Exit planning, although often only associated with the end of a career, is actually both a starting and end point. It’s not just the final stage. Exit planning is about preparing and implementing systems throughout the business’s life that protect and grow value so that you can maintain a profitable business today and possess an attractive business to potential buyers. Let’s examine the facts about exiting a business and discuss how exit planning is a good business strategy to implement over the life of a business.
According to a recent State of Owner Readiness survey conducted by the Exit Planning Institute (EPI), 99% of business owners agreed that a transition strategy is important for realizing future personal and business goals. However, 94% had no “life-after” plan, 79% had no written exit plan in place, and 49% had done no planning at all! Equally disturbing is that 63% of owners planned to transition within the next ten years. The saddest news is that, according to EPI, over 70% of businesses on the market do not sell. This is even true of family-owned businesses; only 30% transition into the second generation and only 12% into the third.
What is Exit Planning?
Exit planning is a process of operating a business through thoughtful planning, effort, and strategy that is transferable due to its strong structural, human, customer, and social capital. This concept interweaves an owner’s personal, financial, and business goals into a cohesive plan that focuses on creating business value today.
What is Value?
When a business is offered for sale, the price of the business is composed of two different parts: the tangible and the intangible assets. Tangible assets are those things that show up on the business’s balance sheet. Only about 20%-30% of a business’s value comprises tangible assets. The intangible assets make up as much as 80% of the value of the business.

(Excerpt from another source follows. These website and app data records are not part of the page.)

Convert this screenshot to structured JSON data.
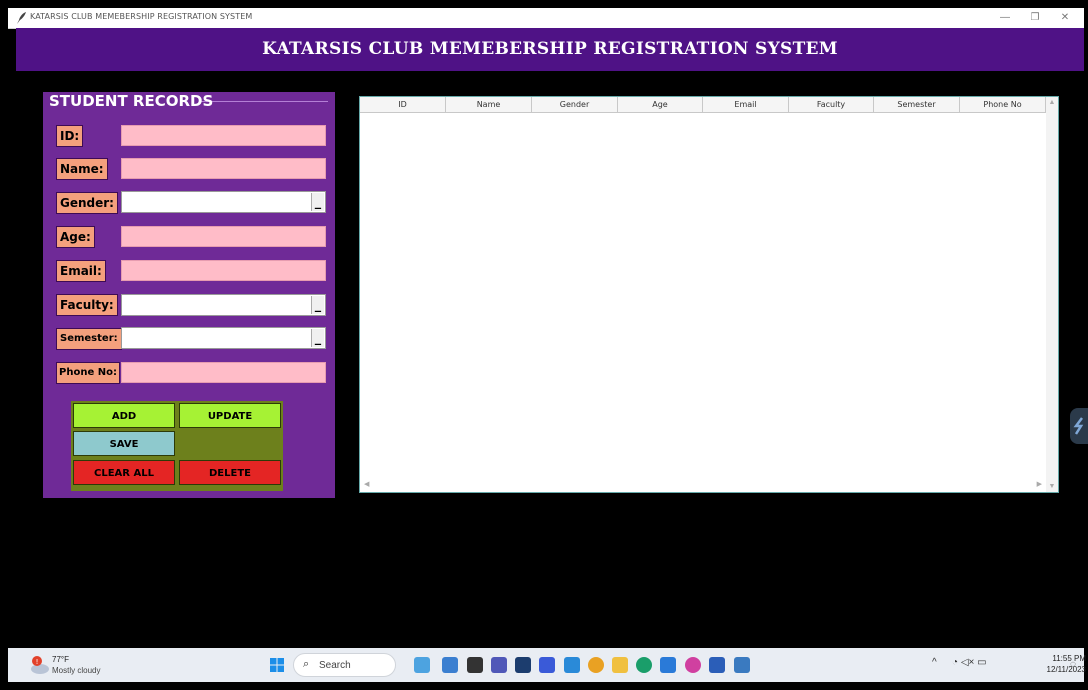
{
  "window": {
    "title": "KATARSIS CLUB MEMEBERSHIP REGISTRATION SYSTEM",
    "controls": {
      "minimize": "—",
      "restore": "❐",
      "close": "✕"
    }
  },
  "banner": {
    "text": "KATARSIS CLUB MEMEBERSHIP REGISTRATION SYSTEM"
  },
  "form": {
    "title": "STUDENT RECORDS",
    "fields": [
      {
        "label": "ID:",
        "type": "entry",
        "value": ""
      },
      {
        "label": "Name:",
        "type": "entry",
        "value": ""
      },
      {
        "label": "Gender:",
        "type": "combo",
        "value": ""
      },
      {
        "label": "Age:",
        "type": "entry",
        "value": ""
      },
      {
        "label": "Email:",
        "type": "entry",
        "value": ""
      },
      {
        "label": "Faculty:",
        "type": "combo",
        "value": ""
      },
      {
        "label": "Semester:",
        "type": "combo",
        "value": ""
      },
      {
        "label": "Phone No:",
        "type": "entry",
        "value": ""
      }
    ],
    "buttons": {
      "add": "ADD",
      "update": "UPDATE",
      "save": "SAVE",
      "clear_all": "CLEAR ALL",
      "delete": "DELETE"
    }
  },
  "table": {
    "columns": [
      "ID",
      "Name",
      "Gender",
      "Age",
      "Email",
      "Faculty",
      "Semester",
      "Phone No"
    ],
    "rows": []
  },
  "taskbar": {
    "weather": {
      "temp": "77°F",
      "desc": "Mostly cloudy"
    },
    "search_placeholder": "Search",
    "clock": {
      "time": "11:55 PM",
      "date": "12/11/2023"
    }
  },
  "colors": {
    "banner": "#4f1286",
    "panel": "#6f2a97",
    "label_bg": "#f4a07d",
    "entry_bg": "#ffbcc8",
    "button_area": "#6d801c",
    "btn_green": "#a6f234",
    "btn_teal": "#8ec9cd",
    "btn_red": "#e42524"
  }
}
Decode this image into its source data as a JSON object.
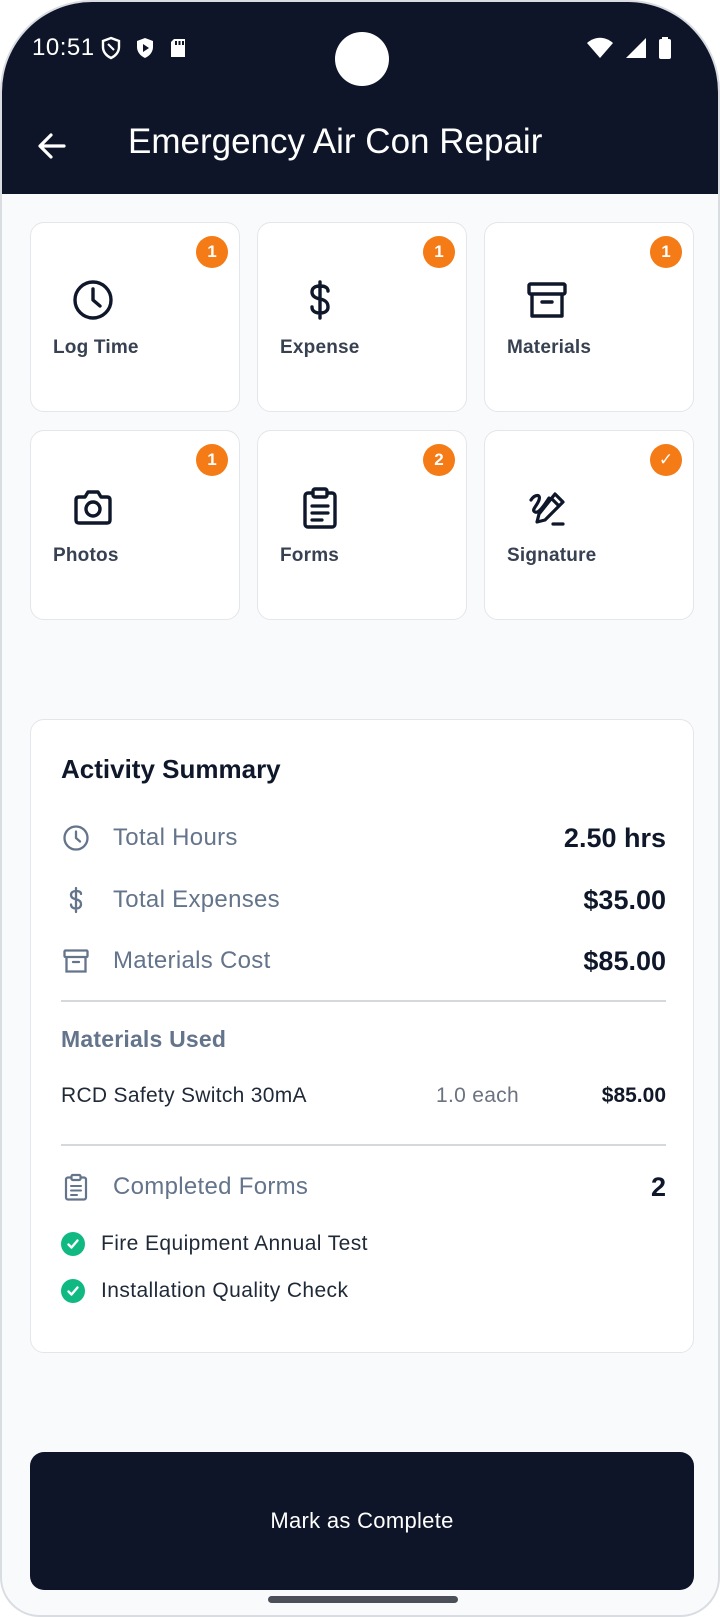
{
  "status_bar": {
    "time": "10:51"
  },
  "header": {
    "title": "Emergency Air Con Repair"
  },
  "tiles": [
    {
      "label": "Log Time",
      "badge": "1",
      "icon": "clock-icon"
    },
    {
      "label": "Expense",
      "badge": "1",
      "icon": "dollar-icon"
    },
    {
      "label": "Materials",
      "badge": "1",
      "icon": "archive-box-icon"
    },
    {
      "label": "Photos",
      "badge": "1",
      "icon": "camera-icon"
    },
    {
      "label": "Forms",
      "badge": "2",
      "icon": "clipboard-icon"
    },
    {
      "label": "Signature",
      "badge": "✓",
      "icon": "signature-pen-icon"
    }
  ],
  "summary": {
    "title": "Activity Summary",
    "total_hours_label": "Total Hours",
    "total_hours_value": "2.50 hrs",
    "total_expenses_label": "Total Expenses",
    "total_expenses_value": "$35.00",
    "materials_cost_label": "Materials Cost",
    "materials_cost_value": "$85.00",
    "materials_used_label": "Materials Used",
    "materials": [
      {
        "name": "RCD Safety Switch 30mA",
        "qty": "1.0 each",
        "price": "$85.00"
      }
    ],
    "completed_forms_label": "Completed Forms",
    "completed_forms_count": "2",
    "forms": [
      {
        "name": "Fire Equipment Annual Test"
      },
      {
        "name": "Installation Quality Check"
      }
    ]
  },
  "actions": {
    "complete_label": "Mark as Complete"
  },
  "colors": {
    "navy": "#0e1528",
    "badge_orange": "#f47b16",
    "check_green": "#10b981"
  }
}
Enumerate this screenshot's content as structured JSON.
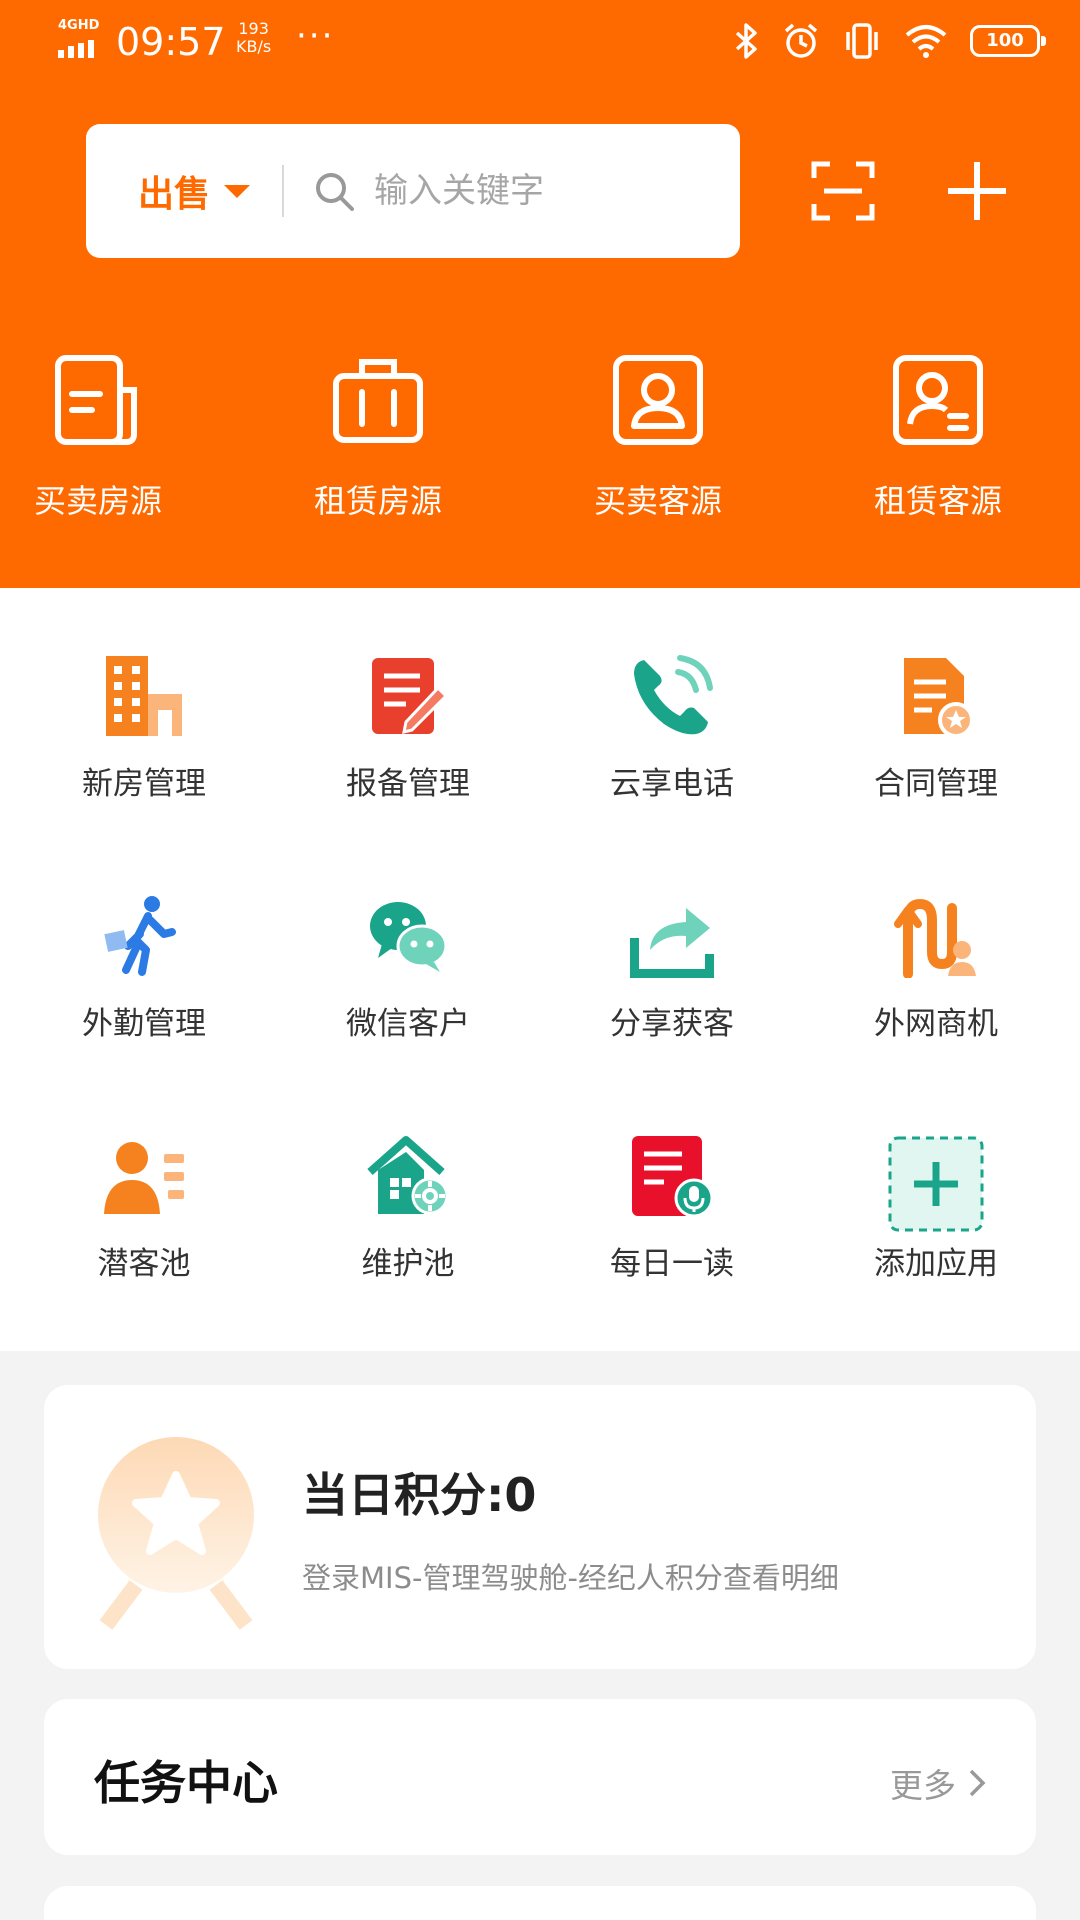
{
  "status_bar": {
    "network": "4GHD",
    "time": "09:57",
    "speed_value": "193",
    "speed_unit": "KB/s",
    "more_dots": "···",
    "battery": "100"
  },
  "search": {
    "type_label": "出售",
    "placeholder": "输入关键字"
  },
  "quick_entries": [
    {
      "label": "买卖房源",
      "icon": "document-icon"
    },
    {
      "label": "租赁房源",
      "icon": "briefcase-icon"
    },
    {
      "label": "买卖客源",
      "icon": "user-card-icon"
    },
    {
      "label": "租赁客源",
      "icon": "user-card-lines-icon"
    }
  ],
  "apps": [
    {
      "label": "新房管理",
      "icon": "building-icon"
    },
    {
      "label": "报备管理",
      "icon": "report-edit-icon"
    },
    {
      "label": "云享电话",
      "icon": "phone-icon"
    },
    {
      "label": "合同管理",
      "icon": "contract-icon"
    },
    {
      "label": "外勤管理",
      "icon": "walking-person-icon"
    },
    {
      "label": "微信客户",
      "icon": "wechat-icon"
    },
    {
      "label": "分享获客",
      "icon": "share-icon"
    },
    {
      "label": "外网商机",
      "icon": "route-user-icon"
    },
    {
      "label": "潜客池",
      "icon": "user-list-icon"
    },
    {
      "label": "维护池",
      "icon": "house-gear-icon"
    },
    {
      "label": "每日一读",
      "icon": "reading-mic-icon"
    },
    {
      "label": "添加应用",
      "icon": "add-app-icon"
    }
  ],
  "points": {
    "title": "当日积分:0",
    "subtitle": "登录MIS-管理驾驶舱-经纪人积分查看明细"
  },
  "tasks": {
    "title": "任务中心",
    "more": "更多"
  },
  "colors": {
    "primary": "#ff6a00",
    "orange_icon": "#f5821f",
    "teal_icon": "#1aa58a",
    "red_icon": "#e8402c",
    "blue_icon": "#2c7be5"
  }
}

These intangible assets include the four capitals (structural, human, customer, and social) that manifest as goodwill, management strength, reputation, operations, and company culture. Inattention to intangible assets prevents businesses from successfully transitioning, which is why attending to these important aspects of business is a must to improve the value of a business.
Focusing on Value
It should be noted that value and income are not synonymous. Focusing on income keeps some business owners entrenched in maintaining their current lifestyle with little thought of their next chapter in life. Fortunately, focusing on the intangibles that add value to a business are best practices that should generate more income now while improving future value.
Business value improves through a cycle called value maturity. The Exit Planning Institute has developed a Value Maturity Index™ to help owners and advisors move through a value enhancement process called Value Acceleration Methodology™. This methodology begins by identifying the current value of a business, protecting the value by de-risking actions, and building the value through improving the intangible capitals of the business. Once the business value is in a growth curve, the owner can manage the business and further increase value or choose to harvest the value of the business through a transition event.
As you can see, exit planning is a comprehensive endeavor that requires meticulous preparation and a targeted approach. It’s not a step taken at the last moment; it’s a strategy woven into the fabric of your business. In the dynamic business world, where change is constant and the future uncertain, a well-crafted exit plan shields against unexpected storms. The exit isn’t an end; it’s a new beginning. Learn More.